“This is the initiative pursue by the Saudis following the election of Mr. Trump,” Abdullahian continued. “In response to the existing Saudi Arabia, with a group of warmongering extremists at the helm, we must react with wisdom, power and force. We don’t consider Saudi Arabia as a strategic enemy. No. The Saudis lack such a capacity.”

While this senior Iranian official resorted to such claims in an effort mainly aimed at maintaining a straight face in the wake of continuous setbacks suffered by the regime, the semi-official Fars news agency, known as the Islamic Revolutionary Guard Corps’ (IRGC) mouthpiece, shed light on the regime’s true concerns over Trump’s visit to Riyadh.

“The editor-in-chief of the Kayhan daily described recent remarks made by [Iranian President Hassan] Rouhani against various entities inside the Iranian government as fuel to provoke the US and the sheikhs of various Arab countries,” the piece reads. “Mr. Rouhani’s government, in its first day back in office has returned the shadows of war over our nation.”

“Despite Rouhani boasting of distancing the shadows of war from our country, the Riyadh conference, focusing on establishing an Arab NATO and sales of $110 billion in military equipment underscore how the weak actions of [Rouhani’s] cabinet not only emboldened the US to take aggressive actions against our country, even small Arab countries have reached the point of openly speaking of establishing an Arab NATO to launch a military confrontation against Iran,” the Fars piece continued.

As all elements of the Iranian regime are evaluating how to analyze and respond to the consequences of Trump’s visit to the region, the voice of the Iranian opposition welcomed the recent developments.

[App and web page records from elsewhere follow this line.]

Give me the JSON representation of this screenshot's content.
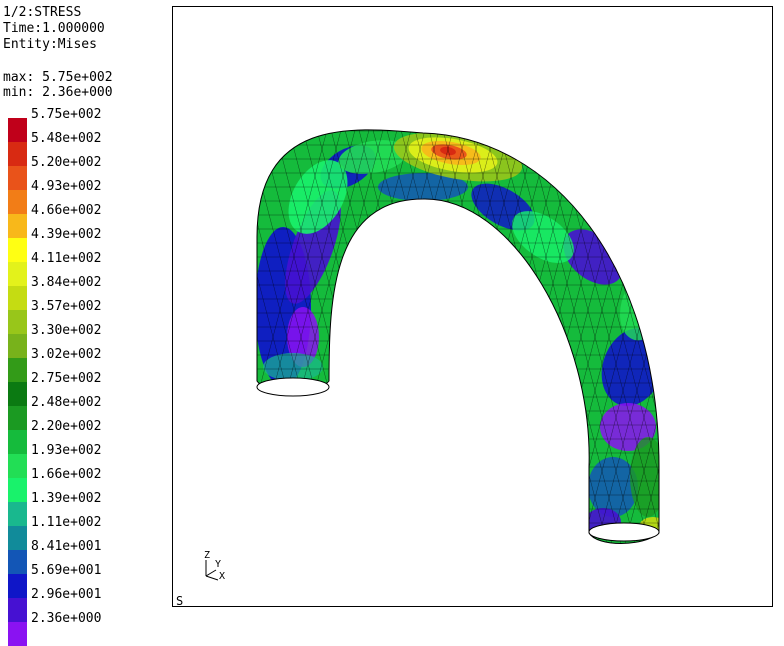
{
  "header": {
    "line1": "1/2:STRESS",
    "line2": "Time:1.000000",
    "line3": "Entity:Mises",
    "max_line": "max: 5.75e+002",
    "min_line": "min: 2.36e+000"
  },
  "legend": [
    {
      "label": "5.75e+002",
      "color": "#c0001a"
    },
    {
      "label": "5.48e+002",
      "color": "#d82a12"
    },
    {
      "label": "5.20e+002",
      "color": "#e9531a"
    },
    {
      "label": "4.93e+002",
      "color": "#f27d17"
    },
    {
      "label": "4.66e+002",
      "color": "#f8b81a"
    },
    {
      "label": "4.39e+002",
      "color": "#ffff13"
    },
    {
      "label": "4.11e+002",
      "color": "#e3f21b"
    },
    {
      "label": "3.84e+002",
      "color": "#c5dc12"
    },
    {
      "label": "3.57e+002",
      "color": "#98c61a"
    },
    {
      "label": "3.30e+002",
      "color": "#78b21b"
    },
    {
      "label": "3.02e+002",
      "color": "#339b18"
    },
    {
      "label": "2.75e+002",
      "color": "#0b7a12"
    },
    {
      "label": "2.48e+002",
      "color": "#1b9a22"
    },
    {
      "label": "2.20e+002",
      "color": "#15bb3c"
    },
    {
      "label": "1.93e+002",
      "color": "#22de55"
    },
    {
      "label": "1.66e+002",
      "color": "#19f26b"
    },
    {
      "label": "1.39e+002",
      "color": "#19b88e"
    },
    {
      "label": "1.11e+002",
      "color": "#118b9a"
    },
    {
      "label": "8.41e+001",
      "color": "#1356b6"
    },
    {
      "label": "5.69e+001",
      "color": "#0f16c8"
    },
    {
      "label": "2.96e+001",
      "color": "#4611d2"
    },
    {
      "label": "2.36e+000",
      "color": "#8a12f2"
    }
  ],
  "triad": {
    "z": "Z",
    "y": "Y",
    "x": "X"
  },
  "status": {
    "s": "S"
  }
}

Maryam Rajavi — president of the National Council of Resistance of Iran (NCRI), a coalition of Iranian dissident groups leading the struggle to bring about regime change in Iran — hailed the positions adopted at the Arab-Islamic-American Summit in the face of Iran’s actions.

For nearly four decades Tehran’s measures have robbed the region, and the world over, of quiet and stability. It is time to take firm action against Iran’s terrorism and fundamentalism endeavors, its dangerous ballistic missile program and its meddling in the affairs of others. Steps similar to those embraced in the Riyadh conference are what are needed to bring a final end to terrorism, war and bloodshed, and establish peace and harmony. The recent tragic bombing in Manchester leading to the loss of too many more innocent lives was yet another reminder of the utter importance of this.

While condemning Iran’s actions and crimes is a constant necessity, practical measures, and more specifically, ending all diplomatic relations with the mullahs, expelling this regime’s delegations from international organizations, blacklisting the notorious IRGC and other military/paramilitary/security entities associated with the government, are necessary follow-ups.

Iran’s human rights violations and the 1988 massacre of over 30,000 political prisoners, mostly members and supporters of the People’s Mojahedin Organization of Iran (PMOI/MEK), have gone ignored for far too long. This horrific dossier deserves immediate referral to the United Nations Security Council and The Hague to bring all affiliated Iranian regime officials to justice.

President Trump correctly described the Iranian people as the first victims of the mullahs’ regime. King Salman of Saudi Arabia, while delivering his respects to the Iranian nation, emphasized that ever since late regime founder Ruhollah Khomeini’s rise to power the mullahs have become the spearhead force behind global terrorism.

The ultimate solution for the current crisis engulfing the entire Middle East is regime change in Iran, carried out by the Iranian people and their organized resistance, symbolized by the NCRI.

Freedom and returning sovereignty to the Iranian people by ending the mullahs’ rule is the desire of all Iranians. Recognizing this nation’s true demand is essential to establishing peace and tranquility in the region, and indispensable to international security.